The hype that we heard before Christmas about Apple’s new ‘tablet’ being the game-changer – and saviour of publishers – has now died away. Nonetheless, despite being criticized for sounding like a sanitary towel, the iPad is selling fast (over one million units sold since its launch only a month ago) and its advent has forced Amazon to grant publishers some say in the pricing of their e-books. (The scuffling between Amazon and different publishers is one reason why certain books have their ‘buy’ button disabled on Amazon, causing huge frustration among readers looking to get their hands on, say, the latest cult e-fiction from Penguin.) In addition, the iPad’s success seems to have scuttled plans by Microsoft and Hewlett-Packard to launch their own rival tablet computers.
Given all the hoopla, it was interesting last Monday when passing through San Francisco to drop in on Apple’s main store and take a look. No, let’s be honest, I intended to buy an iPad – but that wasn’t to be. Stocks had run out the previous week but a truckload of new iPads were delivered that Monday morning. Quickly, the word went out, a huge queue appeared and soon snaked around the block, but by 1 p.m., two hours before we got to the store, stocks were again exhausted.
Oh well, at least we got to play with one of the many ‘try-me’ iPads in store. These were all constantly in use, while in the background an army of young helpers were quick to offer help and advice at the merest hint that this was welcome. And upstairs, round the clock, were seminars running on how to get the best out of your iPad. (Yes, Apple say they are not advertising the iPad, it’s all word of mouth, but the sheer marketing effort behind the scenes is staggering.)
The first thing I noticed was how heavy the iPad is – only 1.5 pounds (680 grams), says Apple, but still a significant weight to hold upright in a reading position if used as an e-book reader. (And of course that is my primary interest in the iPad, its potential as a new medium for disseminating scholarly research.
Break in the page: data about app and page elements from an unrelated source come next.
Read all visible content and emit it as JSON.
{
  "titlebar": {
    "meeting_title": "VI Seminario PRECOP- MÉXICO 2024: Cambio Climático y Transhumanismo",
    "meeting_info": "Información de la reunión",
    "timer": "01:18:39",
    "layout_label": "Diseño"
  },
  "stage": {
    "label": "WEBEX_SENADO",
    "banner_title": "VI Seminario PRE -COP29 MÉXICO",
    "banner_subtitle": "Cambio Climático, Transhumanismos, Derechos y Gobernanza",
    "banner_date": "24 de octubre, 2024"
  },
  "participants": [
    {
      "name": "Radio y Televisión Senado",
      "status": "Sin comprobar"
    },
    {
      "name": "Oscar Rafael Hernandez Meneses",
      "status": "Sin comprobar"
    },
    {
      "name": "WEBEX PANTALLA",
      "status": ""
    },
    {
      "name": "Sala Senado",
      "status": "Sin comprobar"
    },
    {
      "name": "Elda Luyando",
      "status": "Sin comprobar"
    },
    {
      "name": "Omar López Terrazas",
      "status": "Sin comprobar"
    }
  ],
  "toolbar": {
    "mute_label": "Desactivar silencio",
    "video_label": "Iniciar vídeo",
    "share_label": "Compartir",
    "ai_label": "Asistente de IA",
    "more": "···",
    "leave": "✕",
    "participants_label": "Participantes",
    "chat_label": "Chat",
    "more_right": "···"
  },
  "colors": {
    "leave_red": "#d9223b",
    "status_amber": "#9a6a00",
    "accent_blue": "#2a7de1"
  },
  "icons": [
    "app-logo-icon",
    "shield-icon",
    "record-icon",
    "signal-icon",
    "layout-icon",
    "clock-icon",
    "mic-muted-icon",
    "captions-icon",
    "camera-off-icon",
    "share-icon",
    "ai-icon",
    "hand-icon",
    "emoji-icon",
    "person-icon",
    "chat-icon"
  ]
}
For the same reason, we have been taking a closer look at Amazon’s Kindle and the Sony e-Reader.)
Ultimately, the weight needn’t be a problem (after all, the iPad isn’t much heavier than a chunky hardback book). But the dimensions of the iPad – slightly smaller than an A4- or US Letter-sized piece of paper – means it’s not something you are going to just slip into your pocket and carry round with you all the time.
That said, the size of the iPad and its stunning colour display makes it the first e-reader with the potential to transform how we present scholarly research into something utterly new. This isn’t something that is a static, monochrome and two-dimensional imitation of the book (like the Kindle) but a dynamic, interactive, vibrant, loud and boisterous ‘unbook’, an entirely new beast in our backyard.
For instance, I could imagine using the iPad to view Robert Cribb’s Digital Atlas of Indonesian History (shipping to our warehouses right now). It would be more than stunning; it would be awesome. But the key word in the above is ‘potential’. For the moment, it is not possible to connect an iPad to a printer, let alone download files (there’s not even a USB port). Viewing the Digital Atlas might be awesome but using its maps (not least downloading them) would be nigh on impossible – in other words a sad, crippled experience.
However, what is feasible would be an interactive, multi-media history of Indonesia based on the Digital Atlas, coded to run on the iPod, iPhone and iPad, and priced at about $5 to appeal to student budgets. (Maybe we should start looking at this now. And this is why I think the iPad will be a game-changer.)
It is not for nothing, then, that the ‘noise’ about the iPad is confused (you could even say the discussion sounds like the static once heard on old radio sets). Yes, the iPad is groundbreaking and yes it has its limitations but YES it opens the possibility of doing many things previously not possible in academic publishing.
Sounds like we are in for an interesting time.